Following the onset of health issues and economic setbacks Horace Pierce decided the family should move back to New Mexico in 1946. The period was relatively fallow for Miller. While Pierce found work as a technical illustrator, Miller frequently worked at her mother's new school in Albuquerque. Though the couple met with former members of the Transcendental Painting Group, the fact that the couple were not painting created a barrier. As Miller said, "We didn't have an answer. We had to make a living. And Raymond would cross you off his list if you weren’t painting." In the later 1950s Miller began working on sumi brush drawings on rice paper. Black on white, the sumi pieces are spontaneous and abstract, but with the suggestion of an organic origin beneath. Her work on these paintings stopped in 1958 when Horace died of a cerebral hemorrhage.
In 1942 the couple moved to Los Angeles, encouraged by artists they knew who lived and worked in L.A. in the film industry. There were also a number of their old Taos acquaintances who had relocated there. Los Angeles proved to be an artistically fruitful place for Miller. Economically secure for the first time in their marriage, Miller was able to draw and paint again for the first time since Taos. She studied Chinese paintings and began to draw with graphite. The resulting pieces usually contained a single biomorphic form within a softly shaded field. Most of the forms were flower or shell-like. Precise and delicate, a few of the paintings from this period survived and were later shown in the Southwest.
The Pierces had moved to New York City to seek funding for a film project Horace was working on. Although he was given an exhibition at the new Museum of Modern Art in 1940, the impending war made finding real backing for the film difficult. The couple ended up being forced to make scented candles to make ends meet. Miller stopped painting during this period. The couple had lost a son just before leaving for New York, and Miller gave birth to a second son, Christopher Miller Pierce, during their early months in the city.
Miller found that the winter program at The Bisttram School of Art was very different from what she had experienced in the summer.
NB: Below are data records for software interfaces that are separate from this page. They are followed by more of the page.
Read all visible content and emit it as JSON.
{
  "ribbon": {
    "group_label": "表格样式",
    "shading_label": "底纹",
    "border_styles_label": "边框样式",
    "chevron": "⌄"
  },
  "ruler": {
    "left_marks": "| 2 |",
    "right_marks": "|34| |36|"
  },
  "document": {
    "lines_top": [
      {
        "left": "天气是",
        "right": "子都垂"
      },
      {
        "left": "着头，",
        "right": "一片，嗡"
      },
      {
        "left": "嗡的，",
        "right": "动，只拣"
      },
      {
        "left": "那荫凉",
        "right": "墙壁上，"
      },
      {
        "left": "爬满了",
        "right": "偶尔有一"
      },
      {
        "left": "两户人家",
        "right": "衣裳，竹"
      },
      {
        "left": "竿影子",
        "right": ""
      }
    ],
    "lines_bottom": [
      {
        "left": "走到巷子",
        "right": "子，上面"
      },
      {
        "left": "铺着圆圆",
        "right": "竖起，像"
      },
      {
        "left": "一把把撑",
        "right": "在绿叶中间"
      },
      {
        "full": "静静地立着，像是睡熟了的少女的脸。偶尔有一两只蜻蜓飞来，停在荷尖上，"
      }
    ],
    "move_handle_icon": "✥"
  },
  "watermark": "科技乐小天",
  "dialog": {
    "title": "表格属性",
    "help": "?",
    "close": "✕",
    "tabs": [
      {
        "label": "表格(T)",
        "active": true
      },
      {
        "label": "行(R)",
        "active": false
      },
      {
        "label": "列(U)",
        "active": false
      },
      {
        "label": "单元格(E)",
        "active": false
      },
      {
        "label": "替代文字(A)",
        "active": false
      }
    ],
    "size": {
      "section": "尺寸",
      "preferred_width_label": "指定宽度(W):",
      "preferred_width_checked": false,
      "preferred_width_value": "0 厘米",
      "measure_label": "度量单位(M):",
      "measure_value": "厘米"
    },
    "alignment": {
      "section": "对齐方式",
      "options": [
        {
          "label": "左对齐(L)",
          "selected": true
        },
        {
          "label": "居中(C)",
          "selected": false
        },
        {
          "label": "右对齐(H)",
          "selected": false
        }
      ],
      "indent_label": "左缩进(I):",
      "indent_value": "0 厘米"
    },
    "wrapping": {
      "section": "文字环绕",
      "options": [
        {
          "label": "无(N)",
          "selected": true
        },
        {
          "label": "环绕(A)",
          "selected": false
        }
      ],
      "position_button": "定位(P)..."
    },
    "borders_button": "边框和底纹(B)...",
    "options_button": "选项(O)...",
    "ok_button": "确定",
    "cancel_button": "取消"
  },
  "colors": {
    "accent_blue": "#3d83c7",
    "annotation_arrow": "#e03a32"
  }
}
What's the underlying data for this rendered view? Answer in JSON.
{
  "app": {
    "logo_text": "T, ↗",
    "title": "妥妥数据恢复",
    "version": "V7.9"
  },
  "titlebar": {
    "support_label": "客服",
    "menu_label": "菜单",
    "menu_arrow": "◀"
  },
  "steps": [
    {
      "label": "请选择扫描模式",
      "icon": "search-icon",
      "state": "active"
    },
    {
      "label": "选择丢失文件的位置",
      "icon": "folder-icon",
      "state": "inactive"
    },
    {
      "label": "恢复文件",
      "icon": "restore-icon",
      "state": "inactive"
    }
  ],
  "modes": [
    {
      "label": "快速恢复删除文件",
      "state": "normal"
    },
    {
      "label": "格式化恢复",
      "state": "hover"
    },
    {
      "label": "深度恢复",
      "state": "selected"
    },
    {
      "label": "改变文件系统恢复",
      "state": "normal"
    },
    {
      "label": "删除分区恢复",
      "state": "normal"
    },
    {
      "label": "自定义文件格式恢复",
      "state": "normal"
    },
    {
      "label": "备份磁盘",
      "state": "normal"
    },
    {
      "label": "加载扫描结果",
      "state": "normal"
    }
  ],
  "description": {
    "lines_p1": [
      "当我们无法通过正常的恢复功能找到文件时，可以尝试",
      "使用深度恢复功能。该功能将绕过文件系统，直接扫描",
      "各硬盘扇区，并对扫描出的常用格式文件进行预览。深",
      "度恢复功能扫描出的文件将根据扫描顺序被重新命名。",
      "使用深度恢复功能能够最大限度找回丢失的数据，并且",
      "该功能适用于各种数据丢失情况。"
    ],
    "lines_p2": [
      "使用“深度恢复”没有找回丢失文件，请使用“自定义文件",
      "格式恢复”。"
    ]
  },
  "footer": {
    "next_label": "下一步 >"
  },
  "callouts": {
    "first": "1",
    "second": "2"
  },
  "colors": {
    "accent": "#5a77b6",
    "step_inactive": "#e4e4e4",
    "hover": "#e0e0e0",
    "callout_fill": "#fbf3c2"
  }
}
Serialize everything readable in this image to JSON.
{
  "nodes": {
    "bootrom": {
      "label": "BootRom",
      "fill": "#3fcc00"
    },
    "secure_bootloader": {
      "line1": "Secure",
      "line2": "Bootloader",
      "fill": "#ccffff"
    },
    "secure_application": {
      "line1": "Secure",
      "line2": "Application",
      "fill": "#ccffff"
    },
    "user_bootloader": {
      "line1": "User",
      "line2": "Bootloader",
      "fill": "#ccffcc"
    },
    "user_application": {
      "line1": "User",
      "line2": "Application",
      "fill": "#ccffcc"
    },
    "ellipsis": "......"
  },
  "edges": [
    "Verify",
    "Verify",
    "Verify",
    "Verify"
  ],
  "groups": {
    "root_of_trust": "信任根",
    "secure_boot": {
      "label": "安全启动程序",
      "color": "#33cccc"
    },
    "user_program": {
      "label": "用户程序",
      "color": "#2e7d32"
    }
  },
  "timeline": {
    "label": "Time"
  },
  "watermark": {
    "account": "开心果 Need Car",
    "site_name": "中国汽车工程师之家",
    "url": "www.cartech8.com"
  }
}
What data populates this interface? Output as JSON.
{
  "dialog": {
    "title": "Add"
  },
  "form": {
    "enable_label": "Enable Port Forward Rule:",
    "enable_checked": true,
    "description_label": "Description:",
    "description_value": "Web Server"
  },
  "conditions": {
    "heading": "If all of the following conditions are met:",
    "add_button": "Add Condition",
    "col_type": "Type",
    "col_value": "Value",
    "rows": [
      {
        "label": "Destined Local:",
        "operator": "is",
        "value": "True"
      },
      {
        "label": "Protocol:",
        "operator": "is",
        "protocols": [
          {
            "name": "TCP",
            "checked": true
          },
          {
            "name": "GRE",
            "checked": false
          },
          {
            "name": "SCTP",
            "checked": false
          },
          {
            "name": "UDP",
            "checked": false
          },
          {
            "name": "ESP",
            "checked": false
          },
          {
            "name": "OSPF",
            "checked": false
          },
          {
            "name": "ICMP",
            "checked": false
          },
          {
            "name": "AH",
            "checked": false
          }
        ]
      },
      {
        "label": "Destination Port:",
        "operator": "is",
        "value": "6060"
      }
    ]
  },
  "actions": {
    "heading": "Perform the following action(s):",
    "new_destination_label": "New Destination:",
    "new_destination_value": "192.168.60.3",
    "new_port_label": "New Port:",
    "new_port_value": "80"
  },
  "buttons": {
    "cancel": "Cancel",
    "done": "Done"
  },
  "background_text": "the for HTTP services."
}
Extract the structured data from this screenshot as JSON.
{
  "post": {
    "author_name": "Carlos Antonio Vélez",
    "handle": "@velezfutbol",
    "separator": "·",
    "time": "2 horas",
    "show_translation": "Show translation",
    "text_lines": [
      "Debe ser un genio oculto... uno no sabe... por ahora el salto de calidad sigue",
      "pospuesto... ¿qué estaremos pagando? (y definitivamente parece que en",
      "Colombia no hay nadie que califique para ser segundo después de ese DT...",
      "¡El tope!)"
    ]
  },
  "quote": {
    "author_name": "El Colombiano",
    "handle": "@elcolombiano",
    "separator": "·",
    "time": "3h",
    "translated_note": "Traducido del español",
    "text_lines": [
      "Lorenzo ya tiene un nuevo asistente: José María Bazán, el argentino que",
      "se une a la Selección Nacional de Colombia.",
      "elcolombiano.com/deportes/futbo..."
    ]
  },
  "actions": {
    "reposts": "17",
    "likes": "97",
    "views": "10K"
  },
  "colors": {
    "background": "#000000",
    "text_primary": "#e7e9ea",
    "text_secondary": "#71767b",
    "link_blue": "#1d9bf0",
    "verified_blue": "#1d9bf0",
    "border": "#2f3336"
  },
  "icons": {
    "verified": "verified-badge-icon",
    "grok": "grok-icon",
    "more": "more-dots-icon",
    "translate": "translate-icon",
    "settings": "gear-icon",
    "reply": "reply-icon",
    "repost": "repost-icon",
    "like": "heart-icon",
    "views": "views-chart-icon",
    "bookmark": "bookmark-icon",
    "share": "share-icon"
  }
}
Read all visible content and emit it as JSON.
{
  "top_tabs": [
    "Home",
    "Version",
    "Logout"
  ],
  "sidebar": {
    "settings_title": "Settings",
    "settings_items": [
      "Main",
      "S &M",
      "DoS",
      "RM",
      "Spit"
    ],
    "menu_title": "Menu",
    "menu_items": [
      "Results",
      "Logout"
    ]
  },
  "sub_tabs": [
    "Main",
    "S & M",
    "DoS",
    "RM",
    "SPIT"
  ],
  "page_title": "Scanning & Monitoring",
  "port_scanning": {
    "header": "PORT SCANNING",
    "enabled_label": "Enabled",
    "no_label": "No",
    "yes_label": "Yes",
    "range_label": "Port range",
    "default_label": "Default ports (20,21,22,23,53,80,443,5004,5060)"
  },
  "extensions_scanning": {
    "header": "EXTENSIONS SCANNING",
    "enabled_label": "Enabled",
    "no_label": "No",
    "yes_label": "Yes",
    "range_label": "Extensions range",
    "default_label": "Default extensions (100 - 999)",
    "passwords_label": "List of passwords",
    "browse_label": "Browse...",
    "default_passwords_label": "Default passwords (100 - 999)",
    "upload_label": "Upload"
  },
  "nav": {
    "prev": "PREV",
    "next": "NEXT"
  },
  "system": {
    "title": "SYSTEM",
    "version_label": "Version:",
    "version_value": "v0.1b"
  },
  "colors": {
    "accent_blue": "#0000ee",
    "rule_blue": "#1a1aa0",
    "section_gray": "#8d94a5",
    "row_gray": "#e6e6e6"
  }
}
With fewer students the dynamic was much more intense and the focus was entirely on abstraction rather than on figurative painting. It was also hard work. The students were responsible for keeping the studio's woodstove alight and were required to work eight hours a day. During this period she met fellow art student Horace Pierce. The two began a friendship which eventually became a romance. They were married in 1938.
In 1938 Bisttram invited Miller and her husband Horace Pierce to join the Transcendental Painting Group, which he co-founded with artist Raymond Jonson. Miller was one of only two women (along with Agnes Pelton) to belong to the group and, at only 19, she was certainly the youngest member.
Florence Melva Pierce née Miller (July 27, 1918 – October 25, 2007) was an American artist best known for her innovative resin relief paintings. Her work has often been linked with monochrome painting and minimalism.
Florence Melva Miller was born on July 27, 1918. She grew up in Washington, D.C. where her parents owned and managed a large boarding school named the Countryside School. As a child traveling to New Mexico to visit her mother's family in Albuquerque and Santa Fe, Miller became familiar with the landscape which would later become her home. At fifteen Miller began to study art with a private tutor, May Ashton. It was Ashton who introduced Miller to the Phillips Collection, considered to be the first museum of Modern Art in the United States. It was a rare opportunity for the young girl to develop an appreciation of some of modern art's greatest masters. Miller spent considerable time at the museum and began to take classes at the Studio School there in 1935.